Balance profit margins with quick payments. Don’t underestimate the value of gaining small clients who pay on time, even if you don’t make quite as much from your business with them.
4. Build a cash reserve
If you can, put some money aside. It could help you put in a big order for stock at a discounted price, or enable you to take on a new client without needing to delay while you borrow.
Start-ups need to be able to cough up a lot of one-off payments – equipment, deposits, decorating bills, staff uniforms, insurance, you name it – which makes a buffer even more essential.
Securing your long-term future
Understanding what cash flow is can be crucial for any small business owner. Maintaining a positive cash flow is a priority for the long-term health of a company and there are many benefits to good cash flow management. A solid plan can help reduce stress, forecast shortfalls, and indicate when it’s safe for you to push for growth.
In fact, Colin Hewitt, CEO at Float, advises coming up with a plan and sticking to it:
“The best advice we could give is to set budgets and stick to a plan, make sure your invoices are being paid on time and do a forecast to find out how much cash you will have in the coming weeks, months or years.
“Forecasting shows you the health of your business and helps you secure investment. It’ll also help you decide how much you can reinvest and plan for any cash gaps that might arise.”

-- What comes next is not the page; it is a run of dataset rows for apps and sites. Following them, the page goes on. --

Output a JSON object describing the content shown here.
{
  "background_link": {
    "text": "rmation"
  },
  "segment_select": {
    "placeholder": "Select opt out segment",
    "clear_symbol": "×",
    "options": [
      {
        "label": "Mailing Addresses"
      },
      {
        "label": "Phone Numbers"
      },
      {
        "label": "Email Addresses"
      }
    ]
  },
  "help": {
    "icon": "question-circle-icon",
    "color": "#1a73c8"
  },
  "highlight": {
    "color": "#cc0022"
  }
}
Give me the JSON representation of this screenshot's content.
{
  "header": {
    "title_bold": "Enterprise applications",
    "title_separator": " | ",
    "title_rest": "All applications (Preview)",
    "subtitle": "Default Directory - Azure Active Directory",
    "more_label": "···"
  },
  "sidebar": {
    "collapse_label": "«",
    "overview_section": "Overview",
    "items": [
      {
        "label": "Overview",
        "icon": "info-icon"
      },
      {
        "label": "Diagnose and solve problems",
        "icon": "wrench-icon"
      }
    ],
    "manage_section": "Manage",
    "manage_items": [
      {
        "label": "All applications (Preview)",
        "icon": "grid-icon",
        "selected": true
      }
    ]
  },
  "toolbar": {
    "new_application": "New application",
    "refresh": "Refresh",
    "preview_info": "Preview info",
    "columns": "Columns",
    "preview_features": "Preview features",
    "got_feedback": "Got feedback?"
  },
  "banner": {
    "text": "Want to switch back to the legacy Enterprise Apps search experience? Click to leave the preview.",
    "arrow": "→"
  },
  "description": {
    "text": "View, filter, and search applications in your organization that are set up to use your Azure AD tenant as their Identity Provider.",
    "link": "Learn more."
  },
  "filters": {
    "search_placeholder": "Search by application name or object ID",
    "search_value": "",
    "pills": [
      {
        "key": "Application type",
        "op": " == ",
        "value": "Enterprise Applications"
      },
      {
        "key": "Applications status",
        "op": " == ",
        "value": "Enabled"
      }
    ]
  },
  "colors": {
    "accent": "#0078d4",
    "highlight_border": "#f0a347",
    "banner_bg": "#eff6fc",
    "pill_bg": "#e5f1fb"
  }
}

Check out our video to avoid any cash flow surprises:
Don't get caught out series: cash flow
At Hiscox, we want to help your small business thrive. Our blog has many articles you may find relevant and useful as your business grows. But these articles aren’t professional advice. So, to find out more on a subject we cover here, please seek professional assistance.